→ Entries from a dataset of interfaces
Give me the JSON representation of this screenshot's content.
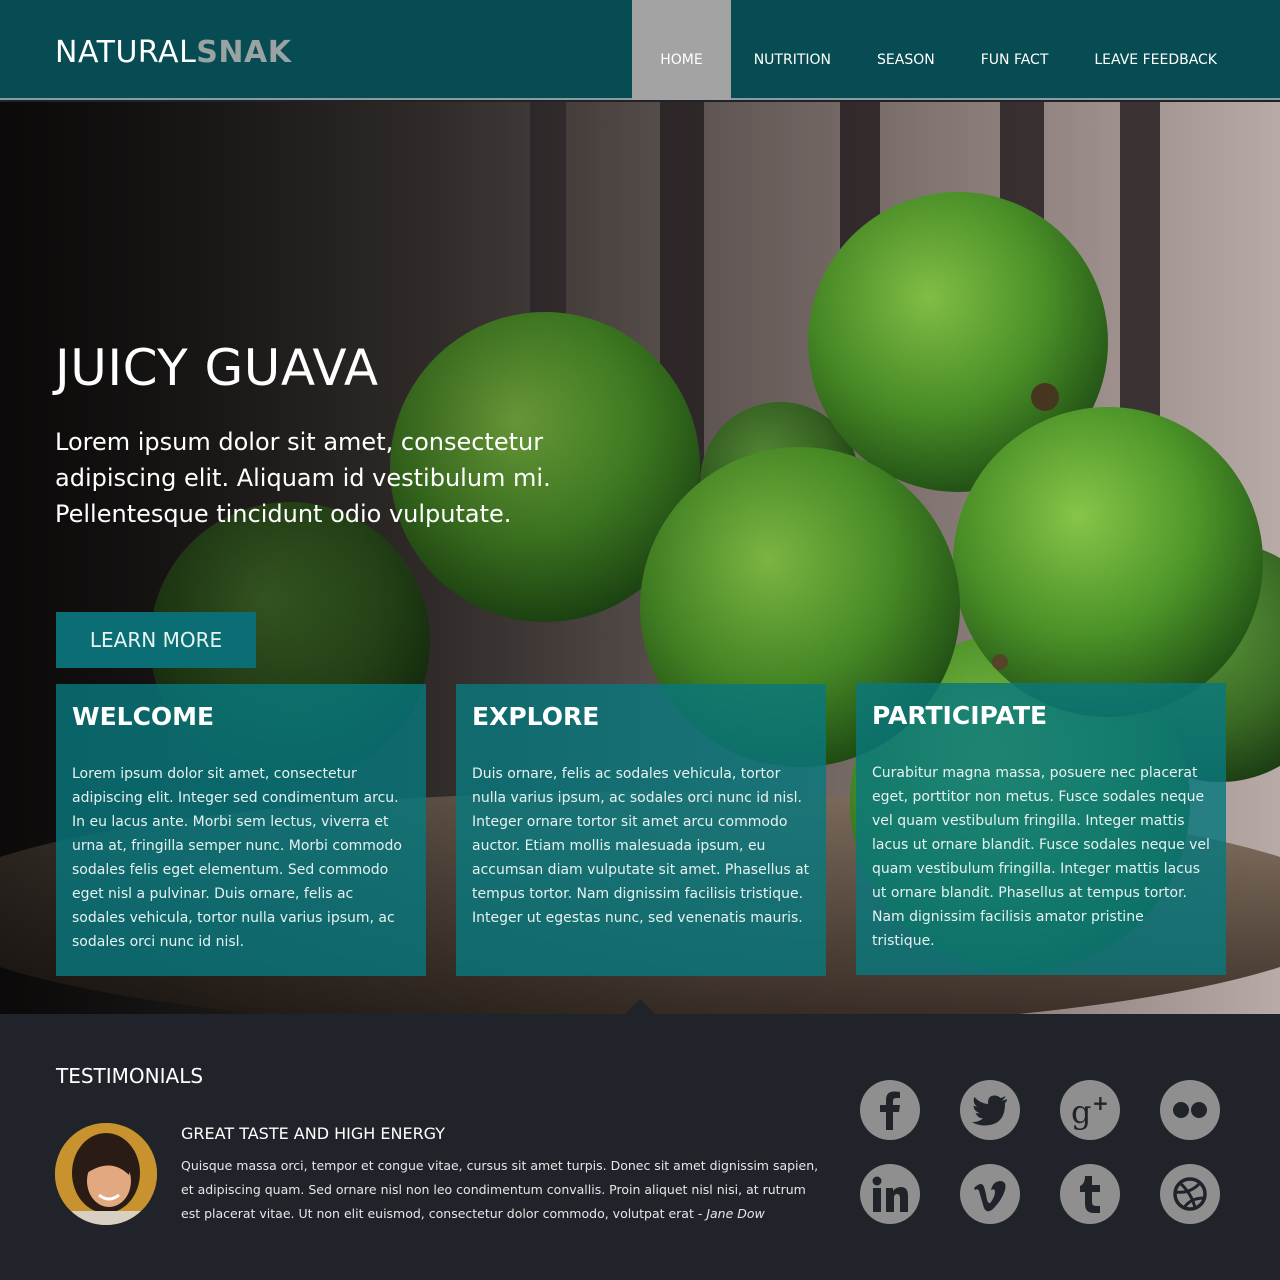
{
  "brand": {
    "name_part1": "NATURAL",
    "name_part2": "SNAK"
  },
  "nav": {
    "items": [
      {
        "label": "HOME"
      },
      {
        "label": "NUTRITION"
      },
      {
        "label": "SEASON"
      },
      {
        "label": "FUN FACT"
      },
      {
        "label": "LEAVE FEEDBACK"
      }
    ],
    "active_label": "HOME"
  },
  "hero": {
    "title": "JUICY GUAVA",
    "text": "Lorem ipsum dolor sit amet, consectetur adipiscing elit. Aliquam id vestibulum mi. Pellentesque tincidunt odio vulputate.",
    "button_label": "LEARN MORE"
  },
  "cards": [
    {
      "title": "WELCOME",
      "body": "Lorem ipsum dolor sit amet, consectetur adipiscing elit. Integer sed condimentum arcu. In eu lacus ante. Morbi sem lectus, viverra et urna at, fringilla semper nunc. Morbi commodo sodales felis eget elementum. Sed commodo eget nisl a pulvinar. Duis ornare, felis ac sodales vehicula, tortor nulla varius ipsum, ac sodales orci nunc id nisl."
    },
    {
      "title": "EXPLORE",
      "body": "Duis ornare, felis ac sodales vehicula, tortor nulla varius ipsum, ac sodales orci nunc id nisl. Integer ornare tortor sit amet arcu commodo auctor. Etiam mollis malesuada ipsum, eu accumsan diam vulputate sit amet. Phasellus at tempus tortor. Nam dignissim facilisis tristique. Integer ut egestas nunc, sed venenatis mauris."
    },
    {
      "title": "PARTICIPATE",
      "body": "Curabitur magna massa, posuere nec placerat eget, porttitor non metus. Fusce sodales neque vel quam vestibulum fringilla. Integer mattis lacus ut ornare blandit. Fusce sodales neque vel quam vestibulum fringilla. Integer mattis lacus ut ornare blandit. Phasellus at tempus tortor. Nam dignissim facilisis amator pristine tristique."
    }
  ],
  "testimonials": {
    "heading": "TESTIMONIALS",
    "quote_title": "GREAT TASTE AND HIGH ENERGY",
    "quote_body": "Quisque massa orci, tempor et congue vitae, cursus sit amet turpis. Donec sit amet dignissim sapien, et adipiscing quam. Sed ornare nisl non leo condimentum convallis. Proin aliquet nisl nisi, at rutrum est placerat vitae. Ut non elit euismod, consectetur dolor commodo, volutpat erat - ",
    "author": "Jane Dow"
  },
  "social": {
    "icons": [
      "facebook-icon",
      "twitter-icon",
      "google-plus-icon",
      "flickr-icon",
      "linkedin-icon",
      "vimeo-icon",
      "tumblr-icon",
      "dribbble-icon"
    ]
  },
  "colors": {
    "header_bg": "#064c52",
    "nav_active_bg": "#a3a3a3",
    "accent": "#0b6e74",
    "footer_bg": "#202329",
    "social_icon": "#8f8f8f"
  }
}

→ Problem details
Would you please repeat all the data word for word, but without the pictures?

→ Solution for this problem
Give me the JSON representation of this screenshot's content.
{
  "brand": {
    "name_part1": "NATURAL",
    "name_part2": "SNAK"
  },
  "nav": {
    "items": [
      {
        "label": "HOME"
      },
      {
        "label": "NUTRITION"
      },
      {
        "label": "SEASON"
      },
      {
        "label": "FUN FACT"
      },
      {
        "label": "LEAVE FEEDBACK"
      }
    ],
    "active_label": "HOME"
  },
  "hero": {
    "title": "JUICY GUAVA",
    "text": "Lorem ipsum dolor sit amet, consectetur adipiscing elit. Aliquam id vestibulum mi. Pellentesque tincidunt odio vulputate.",
    "button_label": "LEARN MORE"
  },
  "cards": [
    {
      "title": "WELCOME",
      "body": "Lorem ipsum dolor sit amet, consectetur adipiscing elit. Integer sed condimentum arcu. In eu lacus ante. Morbi sem lectus, viverra et urna at, fringilla semper nunc. Morbi commodo sodales felis eget elementum. Sed commodo eget nisl a pulvinar. Duis ornare, felis ac sodales vehicula, tortor nulla varius ipsum, ac sodales orci nunc id nisl."
    },
    {
      "title": "EXPLORE",
      "body": "Duis ornare, felis ac sodales vehicula, tortor nulla varius ipsum, ac sodales orci nunc id nisl. Integer ornare tortor sit amet arcu commodo auctor. Etiam mollis malesuada ipsum, eu accumsan diam vulputate sit amet. Phasellus at tempus tortor. Nam dignissim facilisis tristique. Integer ut egestas nunc, sed venenatis mauris."
    },
    {
      "title": "PARTICIPATE",
      "body": "Curabitur magna massa, posuere nec placerat eget, porttitor non metus. Fusce sodales neque vel quam vestibulum fringilla. Integer mattis lacus ut ornare blandit. Fusce sodales neque vel quam vestibulum fringilla. Integer mattis lacus ut ornare blandit. Phasellus at tempus tortor. Nam dignissim facilisis amator pristine tristique."
    }
  ],
  "testimonials": {
    "heading": "TESTIMONIALS",
    "quote_title": "GREAT TASTE AND HIGH ENERGY",
    "quote_body": "Quisque massa orci, tempor et congue vitae, cursus sit amet turpis. Donec sit amet dignissim sapien, et adipiscing quam. Sed ornare nisl non leo condimentum convallis. Proin aliquet nisl nisi, at rutrum est placerat vitae. Ut non elit euismod, consectetur dolor commodo, volutpat erat - ",
    "author": "Jane Dow"
  },
  "social": {
    "icons": [
      "facebook-icon",
      "twitter-icon",
      "google-plus-icon",
      "flickr-icon",
      "linkedin-icon",
      "vimeo-icon",
      "tumblr-icon",
      "dribbble-icon"
    ]
  },
  "colors": {
    "header_bg": "#064c52",
    "nav_active_bg": "#a3a3a3",
    "accent": "#0b6e74",
    "footer_bg": "#202329",
    "social_icon": "#8f8f8f"
  }
}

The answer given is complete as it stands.